There is at least some part of you left that genuinely appreciates writing as a craft, so take some time to write for yourself once in a while.
If you always write for others, it can be hard to develop or maintain your own voice and it can stop being enjoyable. Keep a personal blog or other writing project on a subject that interests you.
5. Take a break and get some exercise
This can seem counterproductive, but not working for a while will let you relax your mind and make it easier to come back to work with a fresh perspective.
Additionally, exercising is great for your brain and will make you feel more relaxed. Working exercise and other breaks into your schedule can have major benefits for your motivation levels.
6. Take on new types of work
It can get really old writing about the current real estate market in each of the 50 states (for example), so try to mix things up by finding other projects.

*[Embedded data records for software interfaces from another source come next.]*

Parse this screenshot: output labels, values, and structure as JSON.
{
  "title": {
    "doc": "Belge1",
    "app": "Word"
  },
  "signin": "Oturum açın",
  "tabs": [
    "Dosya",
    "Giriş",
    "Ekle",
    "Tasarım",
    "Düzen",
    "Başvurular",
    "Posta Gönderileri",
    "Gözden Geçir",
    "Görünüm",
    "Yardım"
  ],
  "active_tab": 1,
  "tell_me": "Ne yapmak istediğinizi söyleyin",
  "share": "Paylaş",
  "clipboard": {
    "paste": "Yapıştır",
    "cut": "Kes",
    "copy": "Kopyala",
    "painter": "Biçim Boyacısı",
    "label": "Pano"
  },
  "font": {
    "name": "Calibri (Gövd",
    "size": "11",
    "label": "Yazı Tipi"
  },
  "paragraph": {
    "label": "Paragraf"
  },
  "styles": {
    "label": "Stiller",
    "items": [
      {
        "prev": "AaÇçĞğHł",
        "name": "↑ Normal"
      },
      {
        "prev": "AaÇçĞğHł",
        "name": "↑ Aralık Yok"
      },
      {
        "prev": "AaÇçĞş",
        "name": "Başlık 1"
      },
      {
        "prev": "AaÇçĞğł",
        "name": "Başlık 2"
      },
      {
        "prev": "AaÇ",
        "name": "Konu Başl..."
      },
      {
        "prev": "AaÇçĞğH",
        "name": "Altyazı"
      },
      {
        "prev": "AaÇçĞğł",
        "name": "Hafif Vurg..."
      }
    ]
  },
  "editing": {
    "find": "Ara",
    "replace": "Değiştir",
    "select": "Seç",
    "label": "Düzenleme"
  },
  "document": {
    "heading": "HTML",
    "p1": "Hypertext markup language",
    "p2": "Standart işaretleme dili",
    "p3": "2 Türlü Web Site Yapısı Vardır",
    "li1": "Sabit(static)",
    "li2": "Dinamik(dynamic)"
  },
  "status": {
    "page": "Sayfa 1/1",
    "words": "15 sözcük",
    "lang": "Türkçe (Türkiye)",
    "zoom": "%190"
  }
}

Even if it’s just a couple times per month, writing about a new topic can help you feel rejuvenated.
7. Focus on the Long Term
Sometimes you get a topic and you just hate it, but you have to push through it. How do you manage?
Think about the long-term benefits: learning more about a subject that could apply to other work, building a portfolio, or maintaining a strong relationship with a client.
8. Change Environments
Again, mixing things up will keep your brain awake. Go to the coffee shop across town, reserve a study room at the library, or find a table at a public park.
Going to a new place will help you feel like you’re not stuck in a rut.
9. Remind Yourself Why You’re Doing This
Presumably, you started doing freelance writing because you like to write (and probably also to pay the bills). Even when you’re working on a tough project, find something about it to enjoy: work in some new vocabulary words, research something interesting, or think about the paycheck.
10. Treat yourself
Once in a while, give yourself a reward. The stakes don’t have to be high; you might just get some ice cream for making it through the week or only work a half-day because you finished early. Know when to reward yourself so you don’t burn out!
Working as a freelance writer can be a tough job; finding work and keeping long-term clients are hurdles. These steps will both help you transition to a writer’s life and make the most of the joys of that life.